It occurred to me I'd hardly had anything to drink all day, so I drank what was left in the water bottle we'd brought. I wondered if this wasn't just a little dehydration. I was having pressure waves of varying intensity at irregular intervals, so I wasn't sure this was it yet. Just in case, I started telling Jordan all the things I wanted to do when we got home. Cleaning, for one. I also wanted to take a shower.
I asked Jordan to feed the girls lunch and headed for the shower almost immediately after walking in the door. By the time I got out of the shower I was pretty sure my pressure waves were the real thing because they weren't going away! I yelled for Jordan to call Carey while I dried off. He left a message and she called back a few minutes later around 2:45. I couldn't tell how fast things were moving, so I asked her to come over sort of soonish. I then called Jenn, our friend we'd asked to attend and photograph for us, and asked her to come over in an hour or two. Jordan called my mom and she picked up Ivey.

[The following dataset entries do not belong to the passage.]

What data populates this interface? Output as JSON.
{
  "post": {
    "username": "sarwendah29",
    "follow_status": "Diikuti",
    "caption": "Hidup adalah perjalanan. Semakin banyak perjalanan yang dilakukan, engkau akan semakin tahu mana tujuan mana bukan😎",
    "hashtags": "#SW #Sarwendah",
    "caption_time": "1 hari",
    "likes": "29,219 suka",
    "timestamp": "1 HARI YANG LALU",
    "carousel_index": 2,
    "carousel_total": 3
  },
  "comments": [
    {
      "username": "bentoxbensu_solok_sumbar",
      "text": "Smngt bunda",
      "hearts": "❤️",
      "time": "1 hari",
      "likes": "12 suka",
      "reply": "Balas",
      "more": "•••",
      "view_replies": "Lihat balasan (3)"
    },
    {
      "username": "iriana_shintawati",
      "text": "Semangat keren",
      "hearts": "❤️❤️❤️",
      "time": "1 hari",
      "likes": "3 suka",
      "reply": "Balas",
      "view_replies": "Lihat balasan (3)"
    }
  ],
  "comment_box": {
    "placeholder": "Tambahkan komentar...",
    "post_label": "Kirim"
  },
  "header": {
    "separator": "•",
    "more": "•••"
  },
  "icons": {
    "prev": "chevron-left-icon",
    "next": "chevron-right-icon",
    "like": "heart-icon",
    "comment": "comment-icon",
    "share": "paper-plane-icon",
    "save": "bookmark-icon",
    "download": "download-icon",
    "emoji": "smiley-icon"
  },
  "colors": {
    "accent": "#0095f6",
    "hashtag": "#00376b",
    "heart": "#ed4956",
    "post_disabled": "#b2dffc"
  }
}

I put on a comfortable dress and spent a little time with Jordan straightening up, eating a snack, and putting out the birth food for everyone to eat while we waited. Suzi watched Cinderella as Jordan and I talked and worked. We were so excited to meet our son, and so happy that Jordan was around to share in the early birthing time. For Ivey's birth, he'd arrived home from work just an hour or so before I started pushing.
It was around 4:00 when Carey, Jenn and Crystal, a midwife apprentice who is also our Creighton Model instructor, arrived all at once. Carey and Crystal began setting up their supplies, and in the sudden flurry of activity my pressure waves came to a halt. I began to worry that I'd made my calls too soon. These poor ladies might be stuck at my house all night. And this was my third baby, so you'd think I'd have a better idea of the timing! No one seemed worried about it, and once the setup was complete they sat in the living room and talked while I tried to start the rotisserie upstairs in the bedroom with Jordan and Suzi. (The rotisserie is a technique to get the baby into a favorable position for birth.) But when I lay down, nothing happened, so I decided we should go back downstairs and stay busy for a little while.
My go-to technique for getting through a pressure wave (photo by Jenn)
We started by baking some brownies and working on a little laundry. It worked! My pressure waves came back and started to get stronger and longer. While we were running around in the kitchen we timed a few of them and they were about a minute long and 4-5 minutes apart. When I felt one coming, I'd lean on the counter and sway until it started to go away. Things were still so casual I decided we should make some buttercream frosting and ice Robert's birthday cake we'd made the day before. When I started working on it, Jordan said "we are NOT making frosting for a cake right now!" He thought it sounded ridiculous. But I told him we didn't have anything better to do.
My midwife Carey helps with the frosting (also by Jenn)
At this point everyone was in the kitchen helping with the cake. Suzi wanted to ice the cake herself. She thought blue would be a good color for decorating, and I only put the words on before letting her finish up. She then added blue sprinkles. We finished the cake at about 5:50 pm. By that time the pressure waves were feeling intense and getting more regular. I was finally starting to feel a sense of urgency. We wrapped things up in the kitchen and headed upstairs to our peaceful birthing space.
Stay tuned for the (somewhat more exciting) conclusion!